[Element data from apps and pages]
________
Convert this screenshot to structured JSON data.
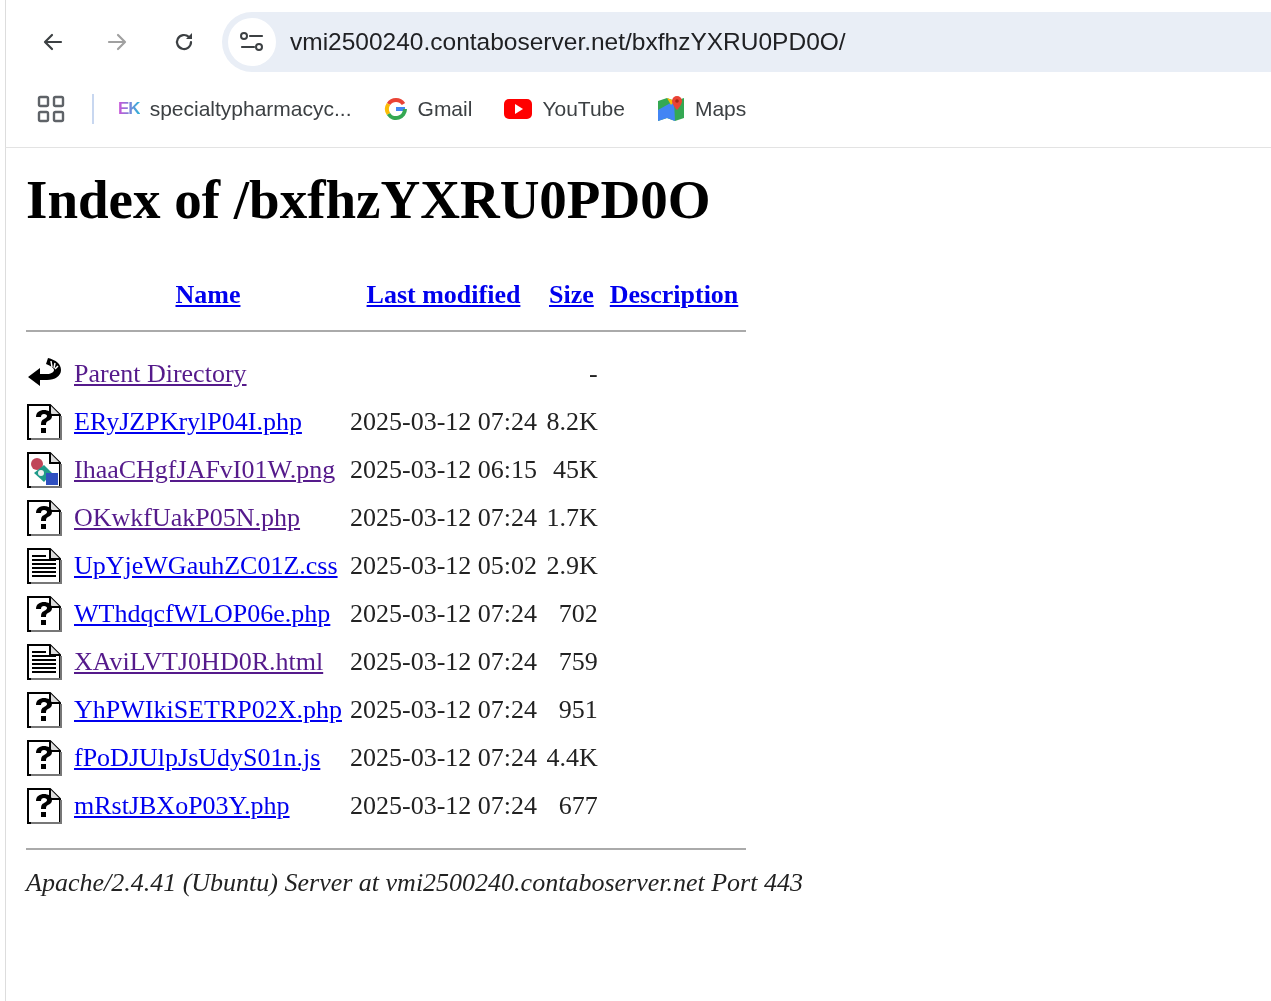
{
  "browser": {
    "buttons": [
      {
        "kind": "back",
        "disabled": false
      },
      {
        "kind": "forward",
        "disabled": true
      },
      {
        "kind": "reload",
        "disabled": false
      }
    ],
    "url": "vmi2500240.contaboserver.net/bxfhzYXRU0PD0O/",
    "bookmarks": [
      {
        "kind": "ek",
        "icon_text": "EK",
        "label": "specialtypharmacyc..."
      },
      {
        "kind": "google",
        "label": "Gmail"
      },
      {
        "kind": "youtube",
        "label": "YouTube"
      },
      {
        "kind": "maps",
        "label": "Maps"
      }
    ]
  },
  "page": {
    "title": "Index of /bxfhzYXRU0PD0O",
    "columns": [
      "Name",
      "Last modified",
      "Size",
      "Description"
    ],
    "rows": [
      {
        "kind": "back",
        "name": "Parent Directory",
        "visited": true,
        "size": "-"
      },
      {
        "kind": "unknown",
        "name": "ERyJZPKrylP04I.php",
        "visited": false,
        "modified": "2025-03-12 07:24",
        "size": "8.2K"
      },
      {
        "kind": "image",
        "name": "IhaaCHgfJAFvI01W.png",
        "visited": true,
        "modified": "2025-03-12 06:15",
        "size": "45K"
      },
      {
        "kind": "unknown",
        "name": "OKwkfUakP05N.php",
        "visited": true,
        "modified": "2025-03-12 07:24",
        "size": "1.7K"
      },
      {
        "kind": "text",
        "name": "UpYjeWGauhZC01Z.css",
        "visited": false,
        "modified": "2025-03-12 05:02",
        "size": "2.9K"
      },
      {
        "kind": "unknown",
        "name": "WThdqcfWLOP06e.php",
        "visited": false,
        "modified": "2025-03-12 07:24",
        "size": "702"
      },
      {
        "kind": "text",
        "name": "XAviLVTJ0HD0R.html",
        "visited": true,
        "modified": "2025-03-12 07:24",
        "size": "759"
      },
      {
        "kind": "unknown",
        "name": "YhPWIkiSETRP02X.php",
        "visited": false,
        "modified": "2025-03-12 07:24",
        "size": "951"
      },
      {
        "kind": "unknown",
        "name": "fPoDJUlpJsUdyS01n.js",
        "visited": false,
        "modified": "2025-03-12 07:24",
        "size": "4.4K"
      },
      {
        "kind": "unknown",
        "name": "mRstJBXoP03Y.php",
        "visited": false,
        "modified": "2025-03-12 07:24",
        "size": "677"
      }
    ],
    "footer": "Apache/2.4.41 (Ubuntu) Server at vmi2500240.contaboserver.net Port 443"
  }
}
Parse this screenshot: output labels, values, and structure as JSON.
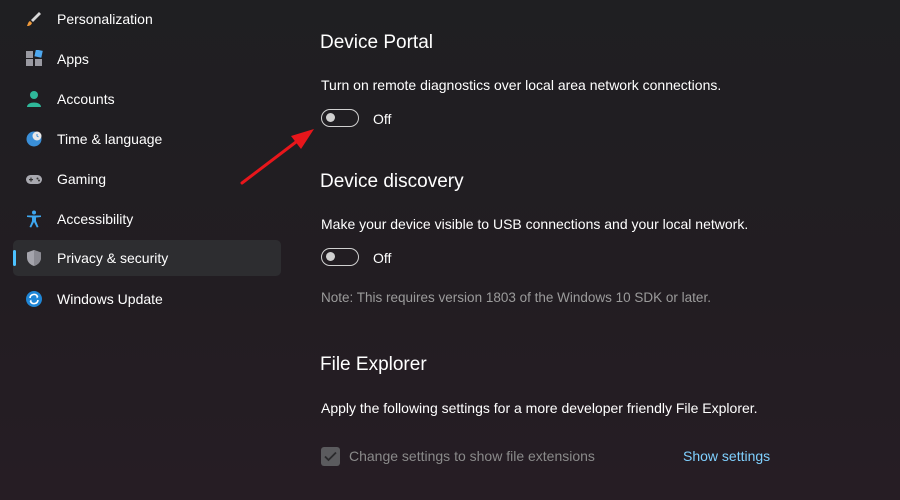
{
  "sidebar": {
    "items": [
      {
        "label": "Personalization",
        "icon": "paintbrush-icon"
      },
      {
        "label": "Apps",
        "icon": "apps-icon"
      },
      {
        "label": "Accounts",
        "icon": "person-icon"
      },
      {
        "label": "Time & language",
        "icon": "globe-clock-icon"
      },
      {
        "label": "Gaming",
        "icon": "gamepad-icon"
      },
      {
        "label": "Accessibility",
        "icon": "accessibility-icon"
      },
      {
        "label": "Privacy & security",
        "icon": "shield-icon",
        "selected": true
      },
      {
        "label": "Windows Update",
        "icon": "update-icon"
      }
    ]
  },
  "main": {
    "device_portal": {
      "title": "Device Portal",
      "description": "Turn on remote diagnostics over local area network connections.",
      "toggle_state": "Off"
    },
    "device_discovery": {
      "title": "Device discovery",
      "description": "Make your device visible to USB connections and your local network.",
      "toggle_state": "Off",
      "note": "Note: This requires version 1803 of the Windows 10 SDK or later."
    },
    "file_explorer": {
      "title": "File Explorer",
      "description": "Apply the following settings for a more developer friendly File Explorer.",
      "checkbox_label": "Change settings to show file extensions",
      "checkbox_checked": true,
      "link_label": "Show settings"
    }
  },
  "colors": {
    "accent": "#4cc2ff",
    "link": "#7fd0ff",
    "annotation_arrow": "#e8161b"
  }
}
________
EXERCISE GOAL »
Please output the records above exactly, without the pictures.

EXERCISE RESULT »
Convert this screenshot to structured JSON data.
{
  "browser": {
    "buttons": [
      {
        "kind": "back",
        "disabled": false
      },
      {
        "kind": "forward",
        "disabled": true
      },
      {
        "kind": "reload",
        "disabled": false
      }
    ],
    "url": "vmi2500240.contaboserver.net/bxfhzYXRU0PD0O/",
    "bookmarks": [
      {
        "kind": "ek",
        "icon_text": "EK",
        "label": "specialtypharmacyc..."
      },
      {
        "kind": "google",
        "label": "Gmail"
      },
      {
        "kind": "youtube",
        "label": "YouTube"
      },
      {
        "kind": "maps",
        "label": "Maps"
      }
    ]
  },
  "page": {
    "title": "Index of /bxfhzYXRU0PD0O",
    "columns": [
      "Name",
      "Last modified",
      "Size",
      "Description"
    ],
    "rows": [
      {
        "kind": "back",
        "name": "Parent Directory",
        "visited": true,
        "size": "-"
      },
      {
        "kind": "unknown",
        "name": "ERyJZPKrylP04I.php",
        "visited": false,
        "modified": "2025-03-12 07:24",
        "size": "8.2K"
      },
      {
        "kind": "image",
        "name": "IhaaCHgfJAFvI01W.png",
        "visited": true,
        "modified": "2025-03-12 06:15",
        "size": "45K"
      },
      {
        "kind": "unknown",
        "name": "OKwkfUakP05N.php",
        "visited": true,
        "modified": "2025-03-12 07:24",
        "size": "1.7K"
      },
      {
        "kind": "text",
        "name": "UpYjeWGauhZC01Z.css",
        "visited": false,
        "modified": "2025-03-12 05:02",
        "size": "2.9K"
      },
      {
        "kind": "unknown",
        "name": "WThdqcfWLOP06e.php",
        "visited": false,
        "modified": "2025-03-12 07:24",
        "size": "702"
      },
      {
        "kind": "text",
        "name": "XAviLVTJ0HD0R.html",
        "visited": true,
        "modified": "2025-03-12 07:24",
        "size": "759"
      },
      {
        "kind": "unknown",
        "name": "YhPWIkiSETRP02X.php",
        "visited": false,
        "modified": "2025-03-12 07:24",
        "size": "951"
      },
      {
        "kind": "unknown",
        "name": "fPoDJUlpJsUdyS01n.js",
        "visited": false,
        "modified": "2025-03-12 07:24",
        "size": "4.4K"
      },
      {
        "kind": "unknown",
        "name": "mRstJBXoP03Y.php",
        "visited": false,
        "modified": "2025-03-12 07:24",
        "size": "677"
      }
    ],
    "footer": "Apache/2.4.41 (Ubuntu) Server at vmi2500240.contaboserver.net Port 443"
  }
}
Parse this screenshot: output labels, values, and structure as JSON.
{
  "sidebar": {
    "items": [
      {
        "label": "Personalization",
        "icon": "paintbrush-icon"
      },
      {
        "label": "Apps",
        "icon": "apps-icon"
      },
      {
        "label": "Accounts",
        "icon": "person-icon"
      },
      {
        "label": "Time & language",
        "icon": "globe-clock-icon"
      },
      {
        "label": "Gaming",
        "icon": "gamepad-icon"
      },
      {
        "label": "Accessibility",
        "icon": "accessibility-icon"
      },
      {
        "label": "Privacy & security",
        "icon": "shield-icon",
        "selected": true
      },
      {
        "label": "Windows Update",
        "icon": "update-icon"
      }
    ]
  },
  "main": {
    "device_portal": {
      "title": "Device Portal",
      "description": "Turn on remote diagnostics over local area network connections.",
      "toggle_state": "Off"
    },
    "device_discovery": {
      "title": "Device discovery",
      "description": "Make your device visible to USB connections and your local network.",
      "toggle_state": "Off",
      "note": "Note: This requires version 1803 of the Windows 10 SDK or later."
    },
    "file_explorer": {
      "title": "File Explorer",
      "description": "Apply the following settings for a more developer friendly File Explorer.",
      "checkbox_label": "Change settings to show file extensions",
      "checkbox_checked": true,
      "link_label": "Show settings"
    }
  },
  "colors": {
    "accent": "#4cc2ff",
    "link": "#7fd0ff",
    "annotation_arrow": "#e8161b"
  }
}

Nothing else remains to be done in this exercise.